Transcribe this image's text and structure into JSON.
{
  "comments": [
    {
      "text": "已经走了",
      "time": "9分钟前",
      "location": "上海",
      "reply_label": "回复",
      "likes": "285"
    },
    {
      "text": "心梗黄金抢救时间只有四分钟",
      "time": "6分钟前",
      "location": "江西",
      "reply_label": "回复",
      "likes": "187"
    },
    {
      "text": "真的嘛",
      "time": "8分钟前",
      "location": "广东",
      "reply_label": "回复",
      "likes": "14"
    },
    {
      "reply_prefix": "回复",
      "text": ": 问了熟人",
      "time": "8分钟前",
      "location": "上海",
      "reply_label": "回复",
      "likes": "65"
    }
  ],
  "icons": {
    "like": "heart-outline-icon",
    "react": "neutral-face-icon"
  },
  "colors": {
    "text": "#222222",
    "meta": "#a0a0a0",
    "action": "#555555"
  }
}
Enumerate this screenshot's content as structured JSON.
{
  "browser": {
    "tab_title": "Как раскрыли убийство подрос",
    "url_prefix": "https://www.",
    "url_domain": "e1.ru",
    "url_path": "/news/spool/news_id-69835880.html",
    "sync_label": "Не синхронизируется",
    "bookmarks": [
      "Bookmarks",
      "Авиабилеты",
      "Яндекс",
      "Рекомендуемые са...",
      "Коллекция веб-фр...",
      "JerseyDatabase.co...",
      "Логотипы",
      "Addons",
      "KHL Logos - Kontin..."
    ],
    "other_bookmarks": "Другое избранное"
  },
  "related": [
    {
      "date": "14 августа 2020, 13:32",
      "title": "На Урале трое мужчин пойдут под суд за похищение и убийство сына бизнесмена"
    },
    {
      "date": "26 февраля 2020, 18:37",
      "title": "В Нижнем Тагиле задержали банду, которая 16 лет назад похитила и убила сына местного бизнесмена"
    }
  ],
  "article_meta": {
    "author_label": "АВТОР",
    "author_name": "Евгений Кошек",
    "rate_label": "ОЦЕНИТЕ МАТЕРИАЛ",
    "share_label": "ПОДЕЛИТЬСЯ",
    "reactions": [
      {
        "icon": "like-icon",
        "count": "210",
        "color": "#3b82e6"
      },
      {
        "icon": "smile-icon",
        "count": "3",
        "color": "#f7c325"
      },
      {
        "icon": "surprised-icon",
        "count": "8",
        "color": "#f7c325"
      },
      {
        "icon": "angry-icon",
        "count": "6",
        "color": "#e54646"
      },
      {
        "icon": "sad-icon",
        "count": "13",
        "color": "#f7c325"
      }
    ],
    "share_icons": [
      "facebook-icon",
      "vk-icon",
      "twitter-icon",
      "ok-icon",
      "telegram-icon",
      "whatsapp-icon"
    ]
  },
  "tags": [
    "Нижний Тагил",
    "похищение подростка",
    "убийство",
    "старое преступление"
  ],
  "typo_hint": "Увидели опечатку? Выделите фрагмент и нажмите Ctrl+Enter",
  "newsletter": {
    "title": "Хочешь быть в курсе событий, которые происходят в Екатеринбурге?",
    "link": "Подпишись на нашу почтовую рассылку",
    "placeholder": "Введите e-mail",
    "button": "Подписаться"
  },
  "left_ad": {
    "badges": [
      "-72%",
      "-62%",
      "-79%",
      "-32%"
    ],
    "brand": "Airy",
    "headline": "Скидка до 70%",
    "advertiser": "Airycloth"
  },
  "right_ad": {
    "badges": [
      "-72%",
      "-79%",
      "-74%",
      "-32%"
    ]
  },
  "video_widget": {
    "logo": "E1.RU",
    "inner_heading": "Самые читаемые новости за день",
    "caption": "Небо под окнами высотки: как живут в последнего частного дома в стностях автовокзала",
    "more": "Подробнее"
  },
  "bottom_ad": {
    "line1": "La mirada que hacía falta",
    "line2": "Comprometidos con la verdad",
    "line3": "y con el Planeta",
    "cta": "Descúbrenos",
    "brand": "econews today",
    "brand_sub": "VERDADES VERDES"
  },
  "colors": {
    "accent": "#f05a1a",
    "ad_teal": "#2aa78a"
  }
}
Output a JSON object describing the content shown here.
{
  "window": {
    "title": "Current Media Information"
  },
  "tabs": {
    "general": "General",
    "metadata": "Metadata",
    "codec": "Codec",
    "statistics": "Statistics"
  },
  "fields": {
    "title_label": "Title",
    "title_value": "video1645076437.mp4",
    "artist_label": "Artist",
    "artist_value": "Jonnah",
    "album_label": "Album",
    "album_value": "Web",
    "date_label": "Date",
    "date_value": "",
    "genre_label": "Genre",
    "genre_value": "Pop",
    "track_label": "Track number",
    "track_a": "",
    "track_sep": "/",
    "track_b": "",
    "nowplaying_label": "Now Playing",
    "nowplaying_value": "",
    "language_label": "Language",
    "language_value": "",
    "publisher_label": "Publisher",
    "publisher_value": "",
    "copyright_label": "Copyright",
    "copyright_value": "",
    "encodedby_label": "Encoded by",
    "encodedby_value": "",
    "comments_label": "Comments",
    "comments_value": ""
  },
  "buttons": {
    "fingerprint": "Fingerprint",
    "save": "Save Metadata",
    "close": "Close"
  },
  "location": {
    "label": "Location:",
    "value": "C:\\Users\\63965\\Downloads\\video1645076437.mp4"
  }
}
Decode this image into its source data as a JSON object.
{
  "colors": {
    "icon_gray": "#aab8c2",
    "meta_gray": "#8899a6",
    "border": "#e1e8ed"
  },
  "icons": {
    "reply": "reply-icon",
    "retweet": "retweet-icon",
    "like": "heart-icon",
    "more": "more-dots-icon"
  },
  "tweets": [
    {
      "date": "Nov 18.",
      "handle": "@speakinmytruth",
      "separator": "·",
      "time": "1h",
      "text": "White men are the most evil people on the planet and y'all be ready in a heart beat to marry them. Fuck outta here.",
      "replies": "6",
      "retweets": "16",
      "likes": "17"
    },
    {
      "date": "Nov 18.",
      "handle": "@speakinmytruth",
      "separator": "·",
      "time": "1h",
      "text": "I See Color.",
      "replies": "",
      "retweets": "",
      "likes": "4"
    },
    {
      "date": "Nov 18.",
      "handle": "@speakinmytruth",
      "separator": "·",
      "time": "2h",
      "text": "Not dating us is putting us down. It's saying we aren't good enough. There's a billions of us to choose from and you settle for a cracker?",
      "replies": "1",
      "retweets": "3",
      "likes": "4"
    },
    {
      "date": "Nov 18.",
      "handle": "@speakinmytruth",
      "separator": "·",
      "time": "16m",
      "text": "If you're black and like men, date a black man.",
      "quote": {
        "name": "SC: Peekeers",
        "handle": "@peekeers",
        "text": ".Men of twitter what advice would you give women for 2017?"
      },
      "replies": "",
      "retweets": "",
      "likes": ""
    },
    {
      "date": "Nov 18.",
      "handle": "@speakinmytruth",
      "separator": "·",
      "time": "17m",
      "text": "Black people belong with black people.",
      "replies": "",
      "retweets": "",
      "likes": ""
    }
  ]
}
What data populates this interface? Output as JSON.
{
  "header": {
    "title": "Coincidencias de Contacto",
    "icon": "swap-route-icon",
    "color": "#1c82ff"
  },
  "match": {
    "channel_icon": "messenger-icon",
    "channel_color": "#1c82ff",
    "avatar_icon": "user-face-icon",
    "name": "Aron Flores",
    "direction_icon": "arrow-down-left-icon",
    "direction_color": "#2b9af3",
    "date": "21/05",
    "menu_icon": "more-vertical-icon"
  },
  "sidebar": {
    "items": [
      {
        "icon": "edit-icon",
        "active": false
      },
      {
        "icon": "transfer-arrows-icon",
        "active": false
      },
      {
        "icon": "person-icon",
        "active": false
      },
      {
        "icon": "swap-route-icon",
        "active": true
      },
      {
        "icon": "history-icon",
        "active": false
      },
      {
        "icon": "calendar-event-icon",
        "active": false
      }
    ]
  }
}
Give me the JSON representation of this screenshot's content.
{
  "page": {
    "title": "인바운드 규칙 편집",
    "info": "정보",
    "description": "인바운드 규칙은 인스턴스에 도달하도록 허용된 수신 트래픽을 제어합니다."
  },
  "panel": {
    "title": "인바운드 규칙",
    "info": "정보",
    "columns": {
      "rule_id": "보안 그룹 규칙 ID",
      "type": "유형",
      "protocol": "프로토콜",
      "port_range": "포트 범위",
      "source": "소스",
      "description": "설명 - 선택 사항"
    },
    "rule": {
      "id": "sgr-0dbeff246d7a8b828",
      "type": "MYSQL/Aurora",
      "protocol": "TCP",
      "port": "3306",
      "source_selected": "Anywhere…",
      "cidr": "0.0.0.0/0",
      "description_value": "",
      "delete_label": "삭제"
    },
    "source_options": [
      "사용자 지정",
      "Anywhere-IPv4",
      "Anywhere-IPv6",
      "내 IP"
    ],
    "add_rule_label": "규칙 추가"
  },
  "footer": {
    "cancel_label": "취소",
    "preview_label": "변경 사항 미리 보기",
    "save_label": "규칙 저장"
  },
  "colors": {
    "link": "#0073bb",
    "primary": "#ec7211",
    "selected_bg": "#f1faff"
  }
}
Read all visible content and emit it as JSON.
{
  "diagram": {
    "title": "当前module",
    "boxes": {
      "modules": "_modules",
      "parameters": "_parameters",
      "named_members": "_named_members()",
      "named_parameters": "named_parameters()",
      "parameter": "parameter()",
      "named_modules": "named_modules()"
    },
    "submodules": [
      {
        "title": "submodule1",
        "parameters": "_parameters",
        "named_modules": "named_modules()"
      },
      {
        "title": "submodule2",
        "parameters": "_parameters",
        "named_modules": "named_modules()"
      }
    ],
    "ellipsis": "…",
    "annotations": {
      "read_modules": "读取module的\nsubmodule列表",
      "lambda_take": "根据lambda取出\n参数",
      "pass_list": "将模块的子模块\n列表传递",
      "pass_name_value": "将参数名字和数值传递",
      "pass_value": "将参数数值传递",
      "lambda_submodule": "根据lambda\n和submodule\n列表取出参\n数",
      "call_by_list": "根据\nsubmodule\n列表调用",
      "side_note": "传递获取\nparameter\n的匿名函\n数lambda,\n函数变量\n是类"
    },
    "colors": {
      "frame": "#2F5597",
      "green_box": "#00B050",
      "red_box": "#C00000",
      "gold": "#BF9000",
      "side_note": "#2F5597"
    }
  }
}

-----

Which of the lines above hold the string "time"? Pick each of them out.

      "time": "9分钟前",
      "time": "6分钟前",
      "time": "8分钟前",
      "time": "8分钟前",
      "time": "1h",
      "time": "1h",
      "time": "2h",
      "time": "16m",
      "time": "17m",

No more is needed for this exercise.